• [YOUR GOAL]:
Copy out all the lines in the records that include the word "借方金額".

• [SOURCE MATERIAL]:

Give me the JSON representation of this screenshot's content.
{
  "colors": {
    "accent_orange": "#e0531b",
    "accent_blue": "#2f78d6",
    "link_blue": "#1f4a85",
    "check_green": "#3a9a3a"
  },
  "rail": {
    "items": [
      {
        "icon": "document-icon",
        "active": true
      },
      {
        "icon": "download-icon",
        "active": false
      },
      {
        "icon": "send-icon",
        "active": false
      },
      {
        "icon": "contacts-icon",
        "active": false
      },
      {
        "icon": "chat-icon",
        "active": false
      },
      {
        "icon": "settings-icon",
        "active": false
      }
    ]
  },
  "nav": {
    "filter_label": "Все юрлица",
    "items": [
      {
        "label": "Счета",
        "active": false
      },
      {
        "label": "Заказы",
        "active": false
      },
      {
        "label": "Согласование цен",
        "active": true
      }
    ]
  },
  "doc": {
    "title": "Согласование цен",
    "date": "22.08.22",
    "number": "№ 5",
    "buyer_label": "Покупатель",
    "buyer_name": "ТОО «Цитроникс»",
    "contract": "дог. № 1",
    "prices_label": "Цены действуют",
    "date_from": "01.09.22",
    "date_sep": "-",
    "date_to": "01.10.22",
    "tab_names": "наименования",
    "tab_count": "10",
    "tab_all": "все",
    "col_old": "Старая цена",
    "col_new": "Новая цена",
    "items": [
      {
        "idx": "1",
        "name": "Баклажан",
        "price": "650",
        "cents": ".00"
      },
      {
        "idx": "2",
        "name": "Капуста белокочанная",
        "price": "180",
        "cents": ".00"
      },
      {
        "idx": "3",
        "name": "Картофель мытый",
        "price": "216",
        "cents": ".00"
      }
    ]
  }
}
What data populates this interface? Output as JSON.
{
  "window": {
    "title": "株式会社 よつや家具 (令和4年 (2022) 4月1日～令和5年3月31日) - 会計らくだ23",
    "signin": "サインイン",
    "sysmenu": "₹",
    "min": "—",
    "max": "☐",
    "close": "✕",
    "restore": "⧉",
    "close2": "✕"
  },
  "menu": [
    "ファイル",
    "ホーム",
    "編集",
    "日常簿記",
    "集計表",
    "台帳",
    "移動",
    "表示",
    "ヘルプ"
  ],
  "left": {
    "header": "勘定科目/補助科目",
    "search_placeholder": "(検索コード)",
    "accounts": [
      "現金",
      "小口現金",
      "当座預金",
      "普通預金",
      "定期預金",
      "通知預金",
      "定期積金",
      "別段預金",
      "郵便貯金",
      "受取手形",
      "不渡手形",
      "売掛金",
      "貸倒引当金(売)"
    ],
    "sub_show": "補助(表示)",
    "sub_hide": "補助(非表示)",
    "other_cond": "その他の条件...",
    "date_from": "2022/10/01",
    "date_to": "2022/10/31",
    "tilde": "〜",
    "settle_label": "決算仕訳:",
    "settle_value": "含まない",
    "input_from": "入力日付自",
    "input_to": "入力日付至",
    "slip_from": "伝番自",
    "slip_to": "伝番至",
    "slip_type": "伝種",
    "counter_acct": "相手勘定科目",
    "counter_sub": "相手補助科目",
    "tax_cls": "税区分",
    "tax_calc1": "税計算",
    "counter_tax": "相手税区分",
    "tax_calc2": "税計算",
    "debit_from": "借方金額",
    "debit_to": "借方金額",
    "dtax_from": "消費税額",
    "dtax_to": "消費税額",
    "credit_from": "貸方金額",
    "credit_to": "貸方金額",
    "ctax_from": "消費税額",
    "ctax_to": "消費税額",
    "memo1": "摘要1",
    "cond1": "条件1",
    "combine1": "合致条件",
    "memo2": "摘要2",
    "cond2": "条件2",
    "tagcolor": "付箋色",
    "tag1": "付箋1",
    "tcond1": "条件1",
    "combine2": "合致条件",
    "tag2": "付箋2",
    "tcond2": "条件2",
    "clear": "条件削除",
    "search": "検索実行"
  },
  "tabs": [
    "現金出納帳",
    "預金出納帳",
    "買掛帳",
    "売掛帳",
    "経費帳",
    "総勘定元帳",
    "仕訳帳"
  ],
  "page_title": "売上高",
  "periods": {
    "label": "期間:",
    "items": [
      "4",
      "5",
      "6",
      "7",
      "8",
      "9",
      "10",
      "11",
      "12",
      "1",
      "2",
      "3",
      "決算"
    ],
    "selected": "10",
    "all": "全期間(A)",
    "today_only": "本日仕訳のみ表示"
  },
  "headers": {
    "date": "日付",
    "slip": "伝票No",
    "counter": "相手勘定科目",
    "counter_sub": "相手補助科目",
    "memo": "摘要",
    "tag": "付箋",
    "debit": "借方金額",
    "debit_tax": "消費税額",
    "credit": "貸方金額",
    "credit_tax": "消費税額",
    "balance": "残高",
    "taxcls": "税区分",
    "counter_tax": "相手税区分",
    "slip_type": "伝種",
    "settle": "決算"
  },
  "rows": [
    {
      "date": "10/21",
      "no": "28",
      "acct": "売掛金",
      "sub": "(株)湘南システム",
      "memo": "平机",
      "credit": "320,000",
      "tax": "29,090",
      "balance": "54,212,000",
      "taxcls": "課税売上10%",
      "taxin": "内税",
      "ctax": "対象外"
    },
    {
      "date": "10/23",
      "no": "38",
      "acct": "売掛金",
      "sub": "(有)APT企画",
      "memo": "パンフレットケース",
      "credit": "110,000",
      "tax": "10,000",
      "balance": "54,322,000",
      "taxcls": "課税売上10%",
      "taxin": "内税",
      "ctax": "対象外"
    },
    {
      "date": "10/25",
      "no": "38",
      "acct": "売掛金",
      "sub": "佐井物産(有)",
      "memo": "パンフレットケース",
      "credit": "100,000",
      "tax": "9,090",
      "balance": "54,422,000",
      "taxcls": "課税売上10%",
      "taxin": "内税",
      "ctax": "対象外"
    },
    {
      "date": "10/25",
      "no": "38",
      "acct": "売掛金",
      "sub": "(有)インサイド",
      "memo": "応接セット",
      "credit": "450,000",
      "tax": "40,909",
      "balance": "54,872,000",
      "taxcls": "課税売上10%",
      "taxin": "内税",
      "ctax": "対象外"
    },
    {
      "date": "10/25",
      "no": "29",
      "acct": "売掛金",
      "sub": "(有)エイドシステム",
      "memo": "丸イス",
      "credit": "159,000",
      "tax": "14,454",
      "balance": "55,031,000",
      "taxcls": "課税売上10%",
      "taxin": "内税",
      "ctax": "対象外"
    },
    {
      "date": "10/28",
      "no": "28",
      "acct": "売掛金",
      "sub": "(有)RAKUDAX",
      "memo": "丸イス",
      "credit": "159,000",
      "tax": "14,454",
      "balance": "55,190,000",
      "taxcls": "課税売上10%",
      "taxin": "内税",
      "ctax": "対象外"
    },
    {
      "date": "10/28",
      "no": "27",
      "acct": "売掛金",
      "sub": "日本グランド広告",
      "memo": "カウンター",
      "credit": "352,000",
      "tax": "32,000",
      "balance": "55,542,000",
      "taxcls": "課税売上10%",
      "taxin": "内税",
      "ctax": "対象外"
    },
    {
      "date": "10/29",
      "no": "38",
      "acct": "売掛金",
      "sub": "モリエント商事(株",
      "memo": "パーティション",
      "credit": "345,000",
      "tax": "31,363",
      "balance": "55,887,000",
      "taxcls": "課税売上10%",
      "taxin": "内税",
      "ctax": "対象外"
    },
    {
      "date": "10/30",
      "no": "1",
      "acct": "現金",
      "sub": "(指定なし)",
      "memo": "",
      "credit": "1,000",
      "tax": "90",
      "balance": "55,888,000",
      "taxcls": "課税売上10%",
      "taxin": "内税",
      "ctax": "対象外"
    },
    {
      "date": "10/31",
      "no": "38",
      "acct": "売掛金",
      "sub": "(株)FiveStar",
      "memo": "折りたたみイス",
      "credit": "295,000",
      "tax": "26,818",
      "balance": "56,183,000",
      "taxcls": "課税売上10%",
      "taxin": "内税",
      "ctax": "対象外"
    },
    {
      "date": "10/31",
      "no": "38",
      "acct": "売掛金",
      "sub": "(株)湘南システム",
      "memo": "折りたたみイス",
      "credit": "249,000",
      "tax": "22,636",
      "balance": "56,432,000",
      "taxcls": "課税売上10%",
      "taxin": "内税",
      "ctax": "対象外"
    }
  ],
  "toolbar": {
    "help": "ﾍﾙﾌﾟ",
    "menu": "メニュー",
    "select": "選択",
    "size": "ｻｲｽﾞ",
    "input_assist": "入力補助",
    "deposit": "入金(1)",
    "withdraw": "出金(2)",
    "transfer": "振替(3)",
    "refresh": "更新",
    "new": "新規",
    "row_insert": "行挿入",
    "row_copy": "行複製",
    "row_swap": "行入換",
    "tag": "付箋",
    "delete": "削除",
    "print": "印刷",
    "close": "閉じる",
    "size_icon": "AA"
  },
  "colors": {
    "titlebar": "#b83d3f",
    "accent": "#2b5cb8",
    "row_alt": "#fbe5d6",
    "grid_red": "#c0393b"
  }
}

• [COMPLETED EXERCISE]:
    "debit_from": "借方金額",
    "debit_to": "借方金額",
    "debit": "借方金額",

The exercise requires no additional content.